This team runs on the shoulders of point guard Sam Grooms, though, who quietly enjoyed a stellar junior campaign as a juco transfer. Grooms took hold of the starting point guard job early in the season and never relented. His name is anonymous even among Big 12 circles, but he immediately established himself as one of the league’s top distributors and may be the most important player on this team.
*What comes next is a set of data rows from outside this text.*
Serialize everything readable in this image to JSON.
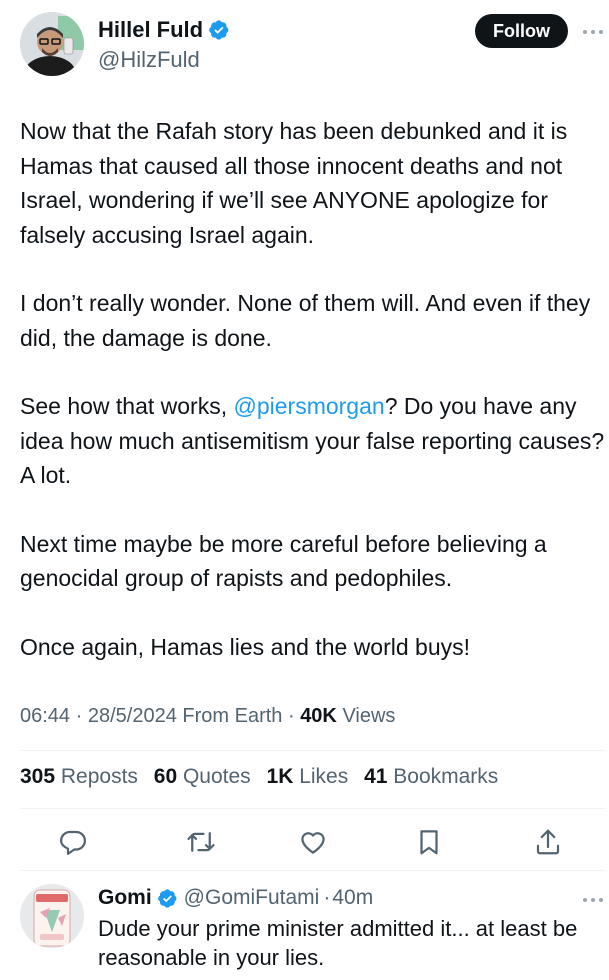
{
  "tweet": {
    "author": {
      "name": "Hillel Fuld",
      "handle": "@HilzFuld",
      "verified": true
    },
    "follow_label": "Follow",
    "body": {
      "p1": "Now that the Rafah story has been  debunked and it is Hamas that caused all those innocent deaths and not Israel, wondering if we’ll see ANYONE apologize for falsely accusing Israel again.",
      "p2": "I don’t really wonder. None of them will. And even if they did, the damage is done.",
      "p3_before": "See how that works, ",
      "p3_mention": "@piersmorgan",
      "p3_after": "? Do you have any idea how much antisemitism your false reporting causes? A lot.",
      "p4": "Next time maybe be more careful before believing a genocidal group of rapists and pedophiles.",
      "p5": "Once again, Hamas lies and the world buys!"
    },
    "meta": {
      "time": "06:44",
      "sep1": " · ",
      "date": "28/5/2024",
      "source": " From Earth",
      "sep2": " · ",
      "views_count": "40K",
      "views_label": " Views"
    },
    "stats": {
      "reposts_count": "305",
      "reposts_label": " Reposts",
      "quotes_count": "60",
      "quotes_label": " Quotes",
      "likes_count": "1K",
      "likes_label": " Likes",
      "bookmarks_count": "41",
      "bookmarks_label": " Bookmarks"
    },
    "actions": [
      "reply-icon",
      "repost-icon",
      "like-icon",
      "bookmark-icon",
      "share-icon"
    ]
  },
  "reply": {
    "name": "Gomi",
    "handle": "@GomiFutami",
    "sep": "·",
    "time": "40m",
    "verified": true,
    "text": "Dude your prime minister admitted it... at least be reasonable in your lies."
  },
  "colors": {
    "accent": "#1d9bf0",
    "text": "#0f1419",
    "muted": "#536471",
    "divider": "#eff3f4"
  }
}
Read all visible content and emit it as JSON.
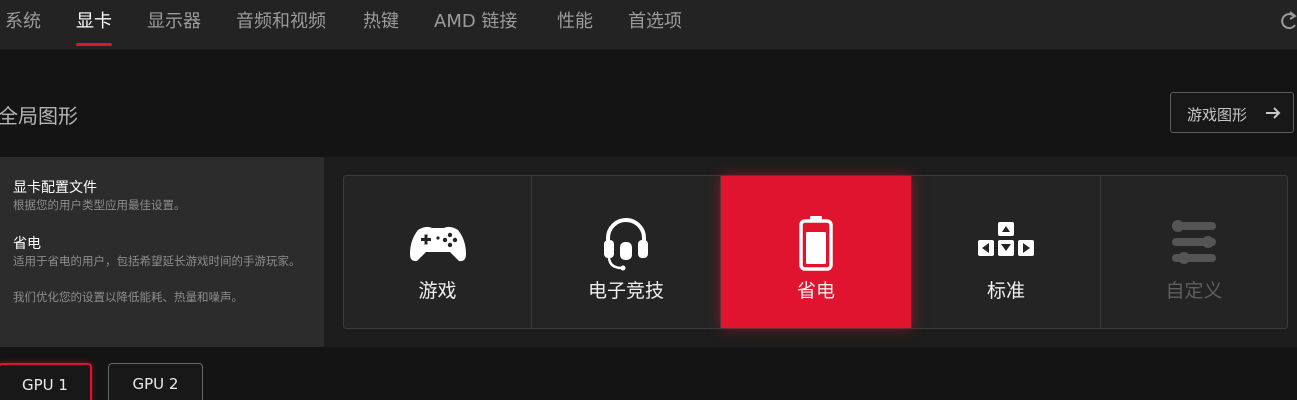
{
  "nav": {
    "tabs": [
      {
        "label": "系统"
      },
      {
        "label": "显卡",
        "active": true
      },
      {
        "label": "显示器"
      },
      {
        "label": "音频和视频"
      },
      {
        "label": "热键"
      },
      {
        "label": "AMD 链接"
      },
      {
        "label": "性能"
      },
      {
        "label": "首选项"
      }
    ],
    "refresh_icon": "refresh-icon"
  },
  "section": {
    "title": "全局图形",
    "game_graphics_button": "游戏图形",
    "arrow_icon": "arrow-right-icon"
  },
  "info": {
    "profile_heading": "显卡配置文件",
    "profile_desc": "根据您的用户类型应用最佳设置。",
    "selected_heading": "省电",
    "selected_desc_1": "适用于省电的用户，包括希望延长游戏时间的手游玩家。",
    "selected_desc_2": "我们优化您的设置以降低能耗、热量和噪声。"
  },
  "profiles": [
    {
      "label": "游戏",
      "icon": "gamepad-icon"
    },
    {
      "label": "电子竞技",
      "icon": "headset-icon"
    },
    {
      "label": "省电",
      "icon": "battery-icon",
      "selected": true
    },
    {
      "label": "标准",
      "icon": "keyboard-arrows-icon"
    },
    {
      "label": "自定义",
      "icon": "sliders-icon",
      "disabled": true
    }
  ],
  "gpus": [
    {
      "label": "GPU 1",
      "active": true
    },
    {
      "label": "GPU 2"
    }
  ],
  "colors": {
    "accent": "#e0142e",
    "background": "#141414",
    "nav_bg": "#232323",
    "panel_bg": "#2c2c2c"
  }
}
If you’re counting, that’s four seniors on this team, all with different skill sets and talents to bring to the program. And then there’s Cameron Clark, the junior with sky-high potential who finally found his groove in February. Maybe we’re wrong on Grooms — maybe Clark is the most important player on this team. He’s a sleeper candidate with his 6’6” frame and scoring punch, the classic case of a guy who’s ready to break out of his shell at any moment. The development of Clark this off-season could help take the scoring load off Pledger, Fitzgerald and Osby. The difference between a 15-16 campaign and an NCAA Tournament berth in 2013 is simply consistency. The parts are there, and it’s up to Kruger and his senior class to get this program rolling again.
Roadblocks: After the Kelvin Sampson fiasco and Capel’s rocky ending, for once there are no major distractions in Norman right now. But there was one surprise for Kruger this summer. That’s the loss of backup point guard Carl Blair, who decided to transfer. Blair had lost his starting job to Grooms, but his departure leaves OU with only one true point guard on the roster (notice that link, by the way. Could Kruger welcome a few new football players to the team during the winter? “If that works out, great,” Kruger said. A very early development, though). That means there’s less room for Grooms to falter and a little more pressure on the senior. Kruger’s three seniors from last year also graduated, including T.J. Franklin, a walk-on guard who was on Blake Griffin’s Elite Eight team and was often credited for his leadership. He fit the cliched “walk-on” role, sure, but he was actually the one guy with winning experience in this program. So it’s important to at least note his departure, along with reserves Barry Honore and C.J. Washington.
State of the Program: Better days may be coming, Sooners fans. Kruger has never faltered with any college program, so it’s difficult to doubt him even after a subpar first season. He’s making his own unique mark in Norman now with a promising recruiting class and could get a big boost from M’Baye, and his senior class is individually talented but not quite groomed to win yet. That’s why 2012-13 is so critical for Kruger. Win big and the future of Oklahoma basketball looks bright. Another losing season, though, would result in all new questions for Kruger after the graduation of those four seniors. But we’re not about to bet against Lon Kruger. And we’re not sure you should either.